While FrontBurner’s server went out for coffee yesterday, I decided to waste some time perusing the vote totals. Here are a few first-brush conclusions:
African-American Pastors Alliance: It’s a good thing I believe in mixing religion and politics, because these fellows sure know how to do it. The turnout was an impressive demonstration of muscle-flexing (and Laura Miller-baiting).
The Morning News, D Magazine, People Newspapers, and yes, even the Dallas Observer, if I don’t say so myself: All endorsed the proposal. It carried almost every precinct north of the Trinity (except in Lake Highlands–where it lost by 616 votes and where the opposition was led by respected neighborhood leaders like Alan Wahne). The theory that the vote means media endorsements no longer matter (as promulagated by Buzz this week in the Observer) is flat-out contradicted by the results. Just don’t expect the print media to have any impact where they don’t have any readers.
The aforementioned Laura Miller, of course: But don’t for a minute count her out.
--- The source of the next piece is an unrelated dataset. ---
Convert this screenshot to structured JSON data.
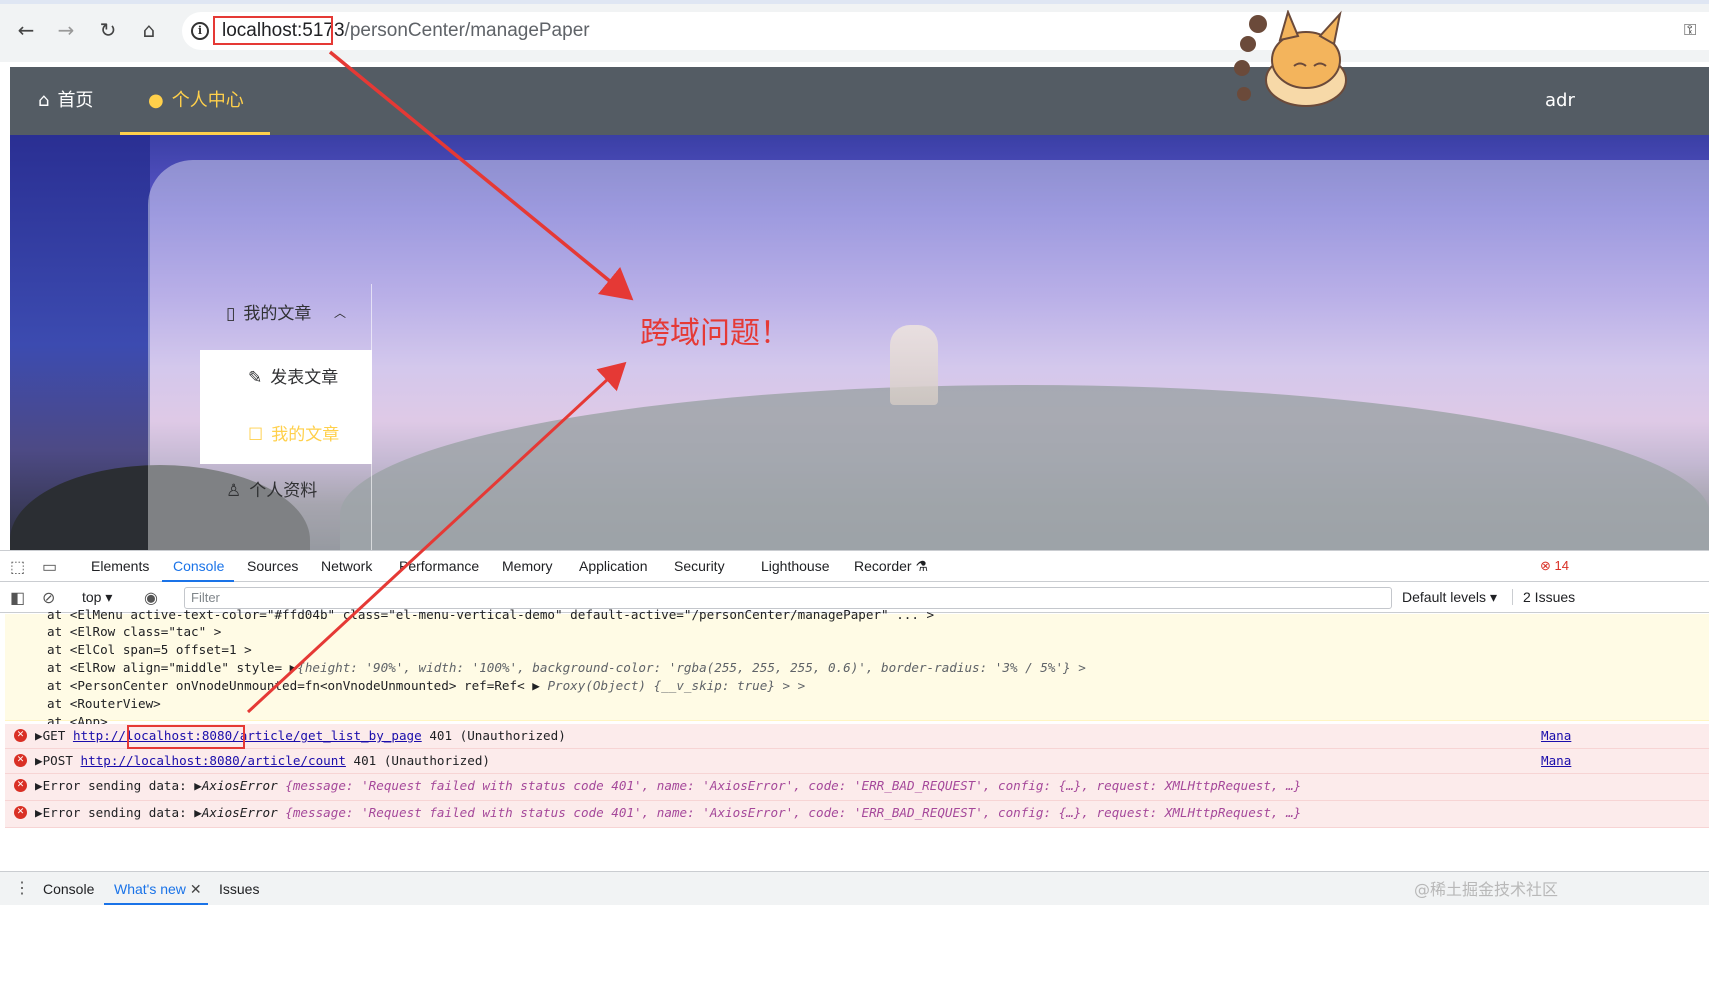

Her most-admired quality as a reporter was doggedness (truthfulness was another matter).
The North Dallas Chamber of Commerce: Steve Taylor and his board need to reconsider their posturing. As late as today’s edition of Preston Hollow People, Taylor is offering up such quotes as, “I can’t assure you that we’ll support (a second strong-mayor proposal)…” Let me break the news to you, Steve. Nobody cares whether you do or don’t. You didn’t carry a single precinct.
The Dallas Citizens Council: Thanks, guys. You, too, failed to influence a single vote, unless you have more clout in South Dallas than has hitherto been revealed. So now what are you going to do to fix City Hall?
My good friends Pat Cotton and cohorts: This GOP stalwart is constantly quoted in the press, and I have to wonder why. She campaigned hard against Blackwood–and from what I can tell, didn’t even carry her own precinct.
IN THE HOT SEAT
Council members Gary Griffith and Mitch Rasansky: Their districts went for it by substantial margins. Push will come to shove if they don’t deliver a new–and real–strong mayor alternative.